As writing goes mine has been a bit underwhelming of late, but I’m happy to report I am back on the wagon again. There are plenty of excuses as to why I’ve been walking in treacle, but none of them really stack up! So, before the bow strikes the violin here’s the good news – 2 new books are in the pipeline – one is a contemporary thriller (natch), the other is a literary historical fiction novel which dips its toe into the 15th century! I am loving working on two books and wonder why I’ve not considered it before – after all, multitasking is one of my super powers!
Perhaps immersing myself in two completely different worlds has become my way of travelling during this pandemic! Hey, whatever gets you through right? I’m enjoying having the choice of which book to work on too dependent on my mood, the position of the sun in the sky etc.etc. Sometimes it’s just nice to escape back to the 15th century! I’m at about 6,000 words on both so still a way to go yet. Please feel free to remind me it was my choice to go tandem when I start complaining!
I shall keep you posted on the adventures of both… until next time…
Good morning lovely people. This is an interesting read which got me thinking…
As Maya Rodale notes early in this interview, romance novels tend not to get the same respect as other categories of fiction, historical or otherwise. Here, and
— Read on lithub.com/why-do-we-scorn-romance-novels/
This week I received an exciting piece of news. A short story I entered into a competition made the Short List. As a writer it is the sort of news that sends tingles down your spine and puts a smile on your face.
Rejection is part and parcel of the everyday when you write, it comes with the territory. So when you get a short list or long list placing you can be assured that your story has had an impact – it is a wonderful feeling. Some days writing is thankless and hard, it can feel as if you are wading through treacle. You try your hardest to make your story sing only to have it land flat. Moments that make you fly are so important. They serve as a reminder that sometimes, just sometimes you can hold a tune!
Thankfully I do not have to wait too long for the results.
I have been musing recently about optimising the time I spend writing – or, to be more accurate, the time I spend thinking about writing!

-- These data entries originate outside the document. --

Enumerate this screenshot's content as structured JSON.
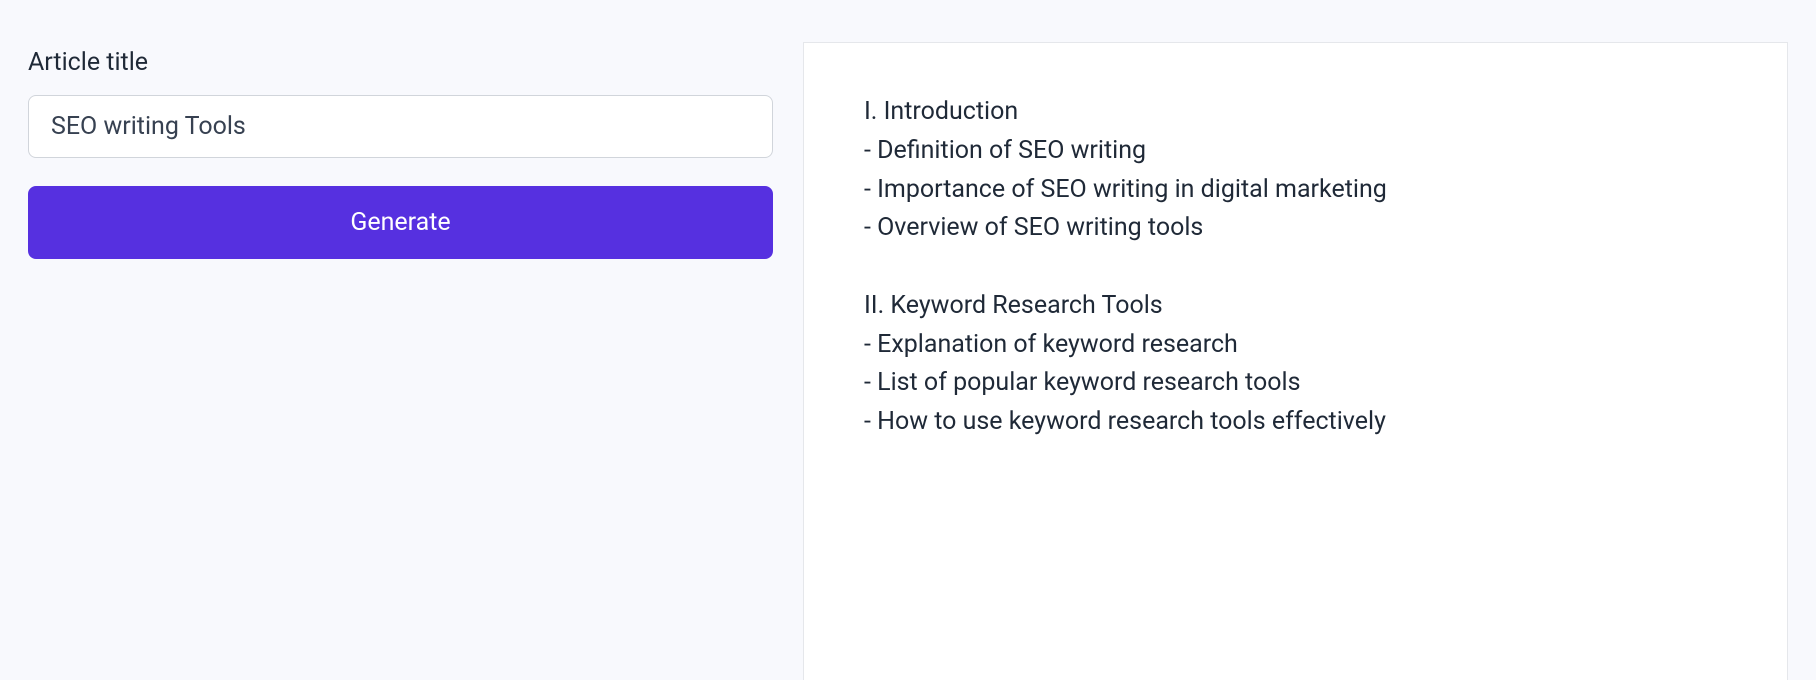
{
  "form": {
    "title_label": "Article title",
    "title_value": "SEO writing Tools",
    "generate_button_label": "Generate"
  },
  "output": {
    "outline_text": "I. Introduction\n- Definition of SEO writing\n- Importance of SEO writing in digital marketing\n- Overview of SEO writing tools\n\nII. Keyword Research Tools\n- Explanation of keyword research\n- List of popular keyword research tools\n- How to use keyword research tools effectively"
  }
}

My writing seems to follow a seasonal pattern. In the spring and summer months I write more effectively in the early mornings. During the autumn and winter that drive for early morning words is reversed. The dark evenings beckon and I sit and commune until the wee hours. Is this true of other writers I wondered.Does seasonality play a role?
Taking that thought further, I wondered if seasons not only direct when I write, but what I write. I can’t say as I’ve delved into this too deeply, but I’m sure it’s one of those interesting facts someone somewhere must know!
Moving sideways, I was curious to discover whether I adopted a ‘default’ season in my writing. A quick bit of analysis said not. It appears I write across all seasons. My current season of choice is winter. During Forbidden Colours it was most definitely Autumn. So, does any of this matter? No, not unless you are me! I am sadly time poor. I needed to know when I worked best, and if any of it had become habitual. It is of course habitual by the fact that I try to write each day, but, thankfully, what I write is still as free and unpredictable as it’s always been.
The #5amwritersclub is where it’s all happening right now and I busy with another edit on my historical fiction novel. It has become like an old friend and I look forward to moving it forward each day, even if it’s only a few words. As they say ‘every little helps’.
Life in the Fitton house is as chaotic as usual. It is exam season, conference season and time to sort the garden out season!
Do you have a preferred time of day to write or a ‘go to’ season? Do let me know.
If you’re not a writer, do you find seasonality plays a part in what you do? Pop a comment below… until next time adieu.